---- Available data

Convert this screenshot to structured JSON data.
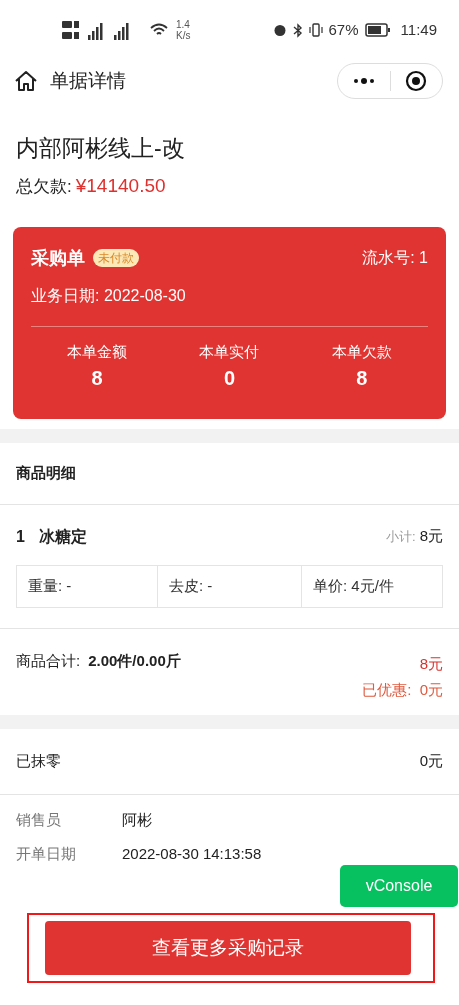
{
  "status_bar": {
    "network_speed": "1.4",
    "network_unit": "K/s",
    "battery": "67%",
    "time": "11:49"
  },
  "nav": {
    "title": "单据详情"
  },
  "header": {
    "name": "内部阿彬线上-改",
    "debt_label": "总欠款:",
    "debt_value": "¥14140.50"
  },
  "card": {
    "type": "采购单",
    "badge": "未付款",
    "serial": "流水号: 1",
    "date": "业务日期: 2022-08-30",
    "stats": [
      {
        "label": "本单金额",
        "value": "8"
      },
      {
        "label": "本单实付",
        "value": "0"
      },
      {
        "label": "本单欠款",
        "value": "8"
      }
    ]
  },
  "goods": {
    "title": "商品明细",
    "items": [
      {
        "index": "1",
        "name": "冰糖定",
        "subtotal_label": "小计:",
        "subtotal": "8元",
        "cells": [
          "重量: -",
          "去皮: -",
          "单价: 4元/件"
        ]
      }
    ],
    "total_label": "商品合计:",
    "total_value": "2.00件/0.00斤",
    "amount": "8元",
    "discount": "已优惠:  0元"
  },
  "rounding": {
    "label": "已抹零",
    "value": "0元"
  },
  "info": [
    {
      "label": "销售员",
      "value": "阿彬"
    },
    {
      "label": "开单日期",
      "value": "2022-08-30 14:13:58"
    }
  ],
  "vconsole": "vConsole",
  "button": "查看更多采购记录"
}
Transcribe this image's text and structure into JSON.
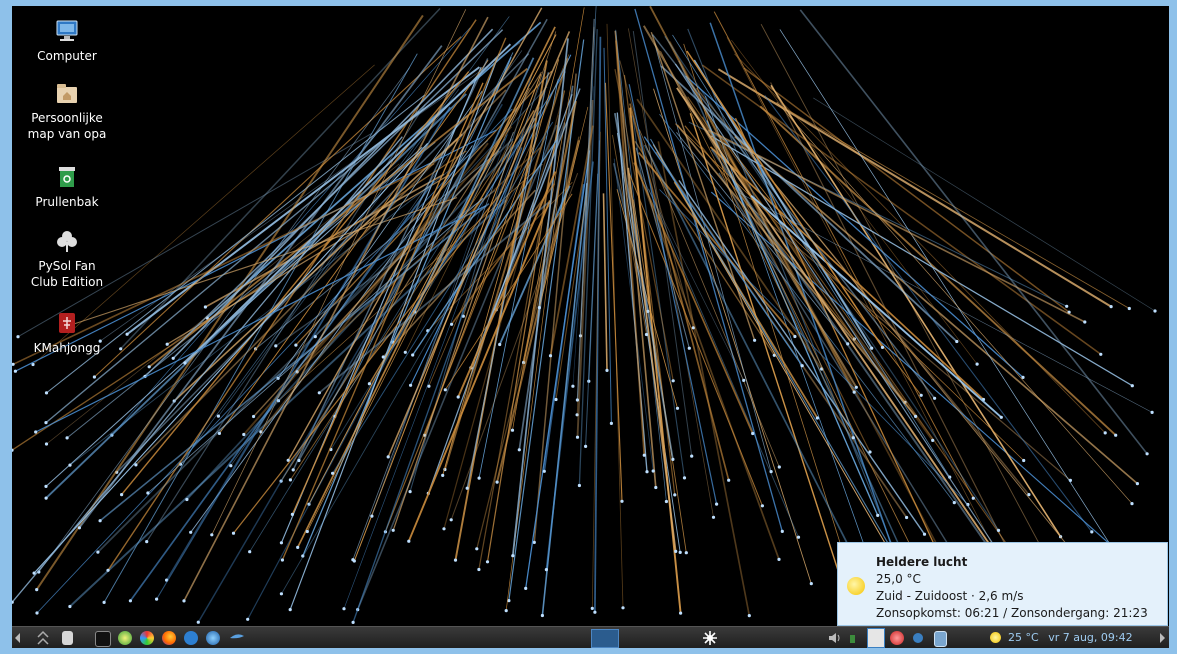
{
  "desktop": {
    "icons": [
      {
        "label": "Computer",
        "icon": "computer-icon"
      },
      {
        "label": "Persoonlijke map van opa",
        "icon": "home-folder-icon"
      },
      {
        "label": "Prullenbak",
        "icon": "trash-icon"
      },
      {
        "label": "PySol Fan Club Edition",
        "icon": "cards-icon"
      },
      {
        "label": "KMahjongg",
        "icon": "mahjongg-icon"
      }
    ]
  },
  "weather_popup": {
    "title": "Heldere lucht",
    "temperature": "25,0 °C",
    "wind": "Zuid - Zuidoost · 2,6 m/s",
    "sun": "Zonsopkomst: 06:21 / Zonsondergang: 21:23"
  },
  "taskbar": {
    "weather": "25 °C",
    "clock": "vr  7 aug, 09:42",
    "colors": {
      "accent": "#3a7fc1",
      "clock_text": "#9ecbf0"
    }
  }
}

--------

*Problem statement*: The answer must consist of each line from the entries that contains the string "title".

*Task response*:
    "title": "单据详情"
    "title": "商品明细",
    "title": "Heldere lucht",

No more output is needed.